What to work on: For the string "time", count the lines in the records below that contain it. Answer with that number alone.

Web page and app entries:
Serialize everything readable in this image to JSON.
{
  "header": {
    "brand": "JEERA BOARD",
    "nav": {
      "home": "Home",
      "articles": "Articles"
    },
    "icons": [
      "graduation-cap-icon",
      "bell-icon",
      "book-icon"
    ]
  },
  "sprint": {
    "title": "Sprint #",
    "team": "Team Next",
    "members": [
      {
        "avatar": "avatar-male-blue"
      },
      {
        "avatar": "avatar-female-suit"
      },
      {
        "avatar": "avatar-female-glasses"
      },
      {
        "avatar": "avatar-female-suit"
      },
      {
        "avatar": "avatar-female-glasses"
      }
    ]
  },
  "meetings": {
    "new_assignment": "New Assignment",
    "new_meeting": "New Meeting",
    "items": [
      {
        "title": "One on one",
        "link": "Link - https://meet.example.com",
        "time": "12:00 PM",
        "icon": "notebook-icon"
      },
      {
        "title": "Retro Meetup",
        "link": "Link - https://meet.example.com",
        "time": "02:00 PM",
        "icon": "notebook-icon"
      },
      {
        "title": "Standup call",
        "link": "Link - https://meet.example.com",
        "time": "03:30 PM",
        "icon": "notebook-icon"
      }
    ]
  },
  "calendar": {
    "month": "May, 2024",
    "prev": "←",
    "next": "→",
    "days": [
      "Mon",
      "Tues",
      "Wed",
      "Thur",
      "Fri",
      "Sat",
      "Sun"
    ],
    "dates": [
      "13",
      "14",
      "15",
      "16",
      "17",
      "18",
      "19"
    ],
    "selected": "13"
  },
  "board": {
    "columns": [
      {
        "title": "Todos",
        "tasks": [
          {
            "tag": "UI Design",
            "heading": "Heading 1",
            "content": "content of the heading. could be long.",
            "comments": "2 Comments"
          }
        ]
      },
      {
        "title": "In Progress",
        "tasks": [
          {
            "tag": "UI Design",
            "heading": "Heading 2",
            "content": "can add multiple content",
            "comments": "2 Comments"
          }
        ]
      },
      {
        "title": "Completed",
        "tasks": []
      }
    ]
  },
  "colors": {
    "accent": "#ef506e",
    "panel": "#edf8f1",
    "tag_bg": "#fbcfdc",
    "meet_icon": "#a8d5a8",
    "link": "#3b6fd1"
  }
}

Answer to the problem: 3